Horn Book
(c) Copyright The Horn Book, Inc., a wholly owned subsidiary of Media Source, Inc. No redistribution permitted.

Spanish-language edition translated by F. Isabel Campoy. In this lovely biographical portrait of the legendary Mexican painter, feminist icon, and artistic genius, Brown introduces and connects each of Kahlo's many pets (who comforted her and served as subjects for her paintings) with the artist. Brown uses the comparison to illuminate Kahlo's illness-and-accident-compromised life. Parra's illustrations support the upbeat tone of Brown's accessible text with exquisitely neat compositions in a muted palette. Also available in Spanish. (c) Copyright 2018. The Horn Book, Inc., a wholly owned subsidiary of Media Source, Inc. No redistribution permitted.

Publishers Weekly
(c) Copyright PWxyz, LLC. All rights reserved

Brown uses the pets and animals in Frida Kahlo's life-spider monkeys, a parrot, and a fawn, among others-to emphasize aspects of her personality as she developed into an artist: "Frida's turkeys were intelligent and sensitive, just like her. And, like Frida, her dogs were warm and loving." Along with highlighting Kahlo's tender interactions with the animals, Brown shows how art buoyed her during difficult times, including a bus accident at age 18 that left her with persistent health problems. Parra's warm, weathered paintings are done in a flattened, folk-art style that vividly evokes the Mexican environment and "heritage of which she was very proud." Even if readers don't get much of a sense of the work Kahlo created, they'll finish the book feeling like they know the artist.
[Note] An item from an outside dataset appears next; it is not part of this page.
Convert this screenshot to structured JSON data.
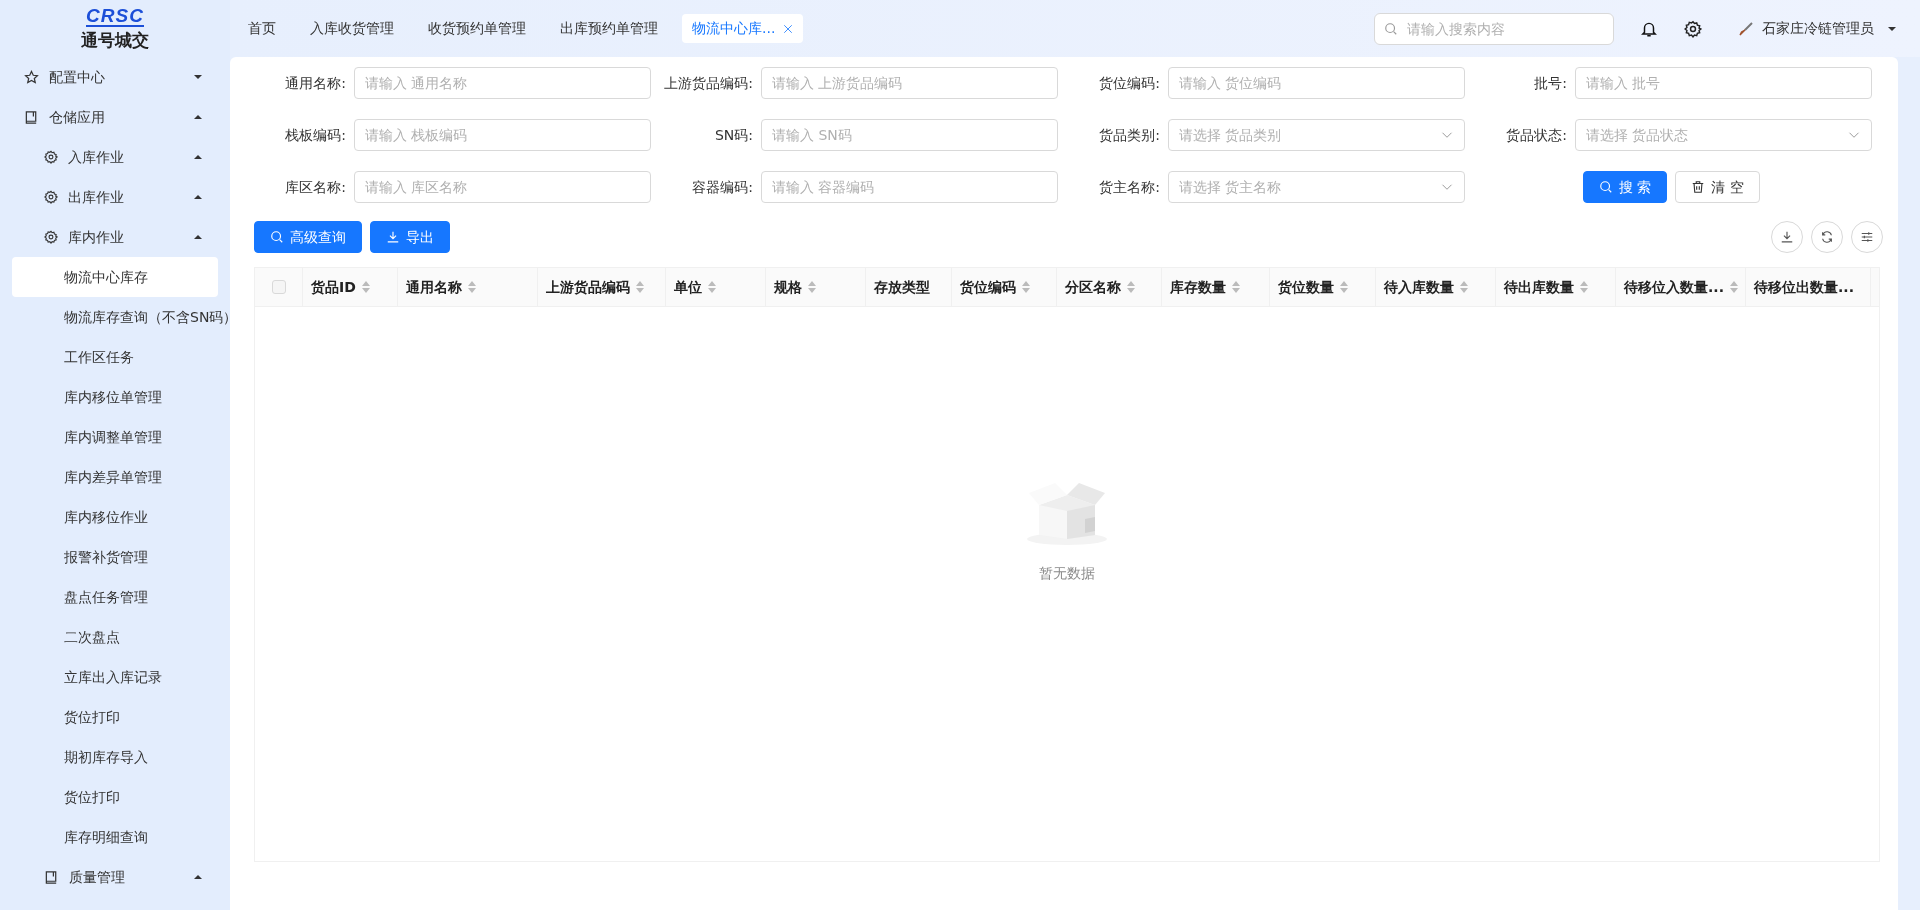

Ages 4-8. Agent: Stefanie Von Borstel, Full Circle Literary. (Sept.) Copyright PWxyz, LLC. All rights reserved.